2. “The word understanding has various meaning, and our usage suggests that understanding is not one achievement but several, and it is revealed through different kinds of evidence” (p. 82).

3. Explanation is a major missing component for my students. So many of my students are able to identify, but hardly any are able to explain (at least not in writing). An example of this is why my students were asked to identify and explain why the Federal Bureaucracy is not considered to be democratic. The majority of my students responded that bureaucrats are not elected. No matter how much I ask they continue to give me identification responses and not explanations. Therefore, I feel our educational system suffers from a lack of true understanding, especially in this facet.

4. Facet #2 Interpretation: This facet aims at seeing whether students can analyze information and bringing texts to life. Interpretation is not about having a correct answer, but it is about looking at something and drawing key idea and analyzing what is going on. Furthermore, there is no one right answer for interpretations because your background alters your perspective.

5. Facet #3 Application: This is the ability to transfer the information you learn in class to new situations. The ability to apply information from class to the real world is one of the most important aspects of understanding because it makes learning and school beneficial for your actual life.

6. An example of application that recently happened in my class was my students were learning about the theory behind approval rating. After reading the theory in the textbook I then had them look at President Obama's current approval rating and predict what would happen next based on their understanding of presidential approval ratings.

7. Facet #4 Perspective: This is the ability to be critical when examining points of view. It is a difficult concept to put into words, but it is looking at things in a new light questioning the motivations of the material.

8. Learning history is always more beneficial when you examine events through multiple perspectives. In order for students to truly understand the material, they need to know the various perspectives and be able to analyze the motivation behind them. An example of this is political advertisements. If President Obama places and campaign add talking about providing college students with loans, a member of my class needs to realize his perspective is trying to gain the youth vote during the 2012 election. Where as someone he is running against may be saying that President Obama does not want to help college students. At the end of the day in order to understand a historical event you need to realize the power of different perspectives.

9. Facet #5 Empathy: This is the ability to step into another person's shoes and attempt to feel the way they do. Although this is very difficult to do it helps students truly understand where someone is coming from and is a valuable tool to have when you enter the real world.

10. Facet #6 Self-Knowledge: This forces students to think about where and why they have the beliefs they do. It is important students to have this facet of understanding because it helps to ward off ignorance.

11. Self-Knowledge is an essential component of government because it is important to know the rationalization and development of our political ideals. In government we encourage students to examine their own political socialization, which is where and how they gained their political beliefs, in order to determine whether they are truly theirs.
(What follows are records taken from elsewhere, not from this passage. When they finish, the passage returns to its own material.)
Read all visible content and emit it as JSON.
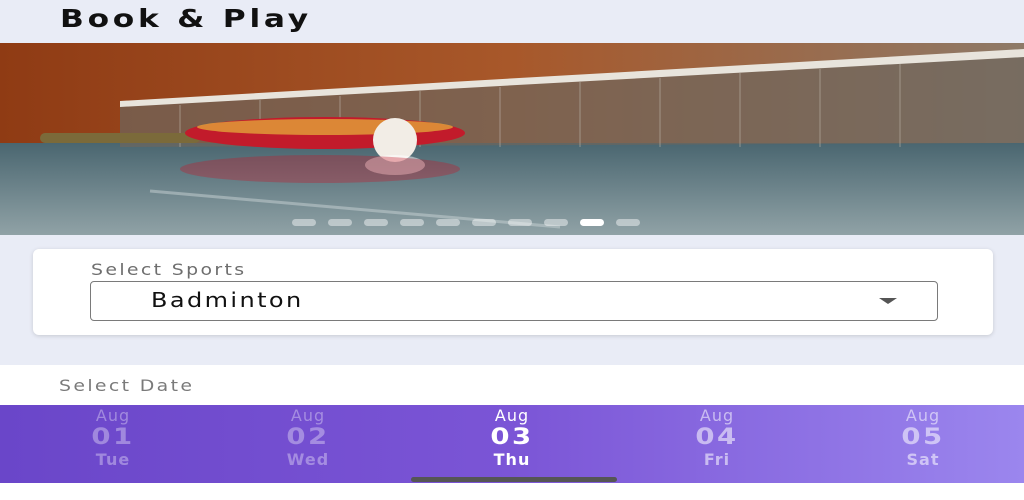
{
  "app": {
    "title": "Book & Play"
  },
  "banner": {
    "slide_count": 10,
    "active_slide": 9
  },
  "sports": {
    "label": "Select Sports",
    "selected": "Badminton"
  },
  "dates": {
    "label": "Select Date",
    "items": [
      {
        "month": "Aug",
        "day": "01",
        "weekday": "Tue"
      },
      {
        "month": "Aug",
        "day": "02",
        "weekday": "Wed"
      },
      {
        "month": "Aug",
        "day": "03",
        "weekday": "Thu"
      },
      {
        "month": "Aug",
        "day": "04",
        "weekday": "Fri"
      },
      {
        "month": "Aug",
        "day": "05",
        "weekday": "Sat"
      }
    ],
    "selected_index": 2
  },
  "colors": {
    "accent_start": "#6a46c9",
    "accent_end": "#9b86ee",
    "background": "#e9ecf6"
  }
}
12. Reflection: Chapter 4 covered valuable information about understanding and all of the components that make up true understanding of a topic. Many of these facets are missing in our current education system due to the fact we are focused on standardized tests that are geared at memorization and fact recollection. Hopefully with the coming of the Common Core Standards, students will be taught how to understand rather than how to memorize.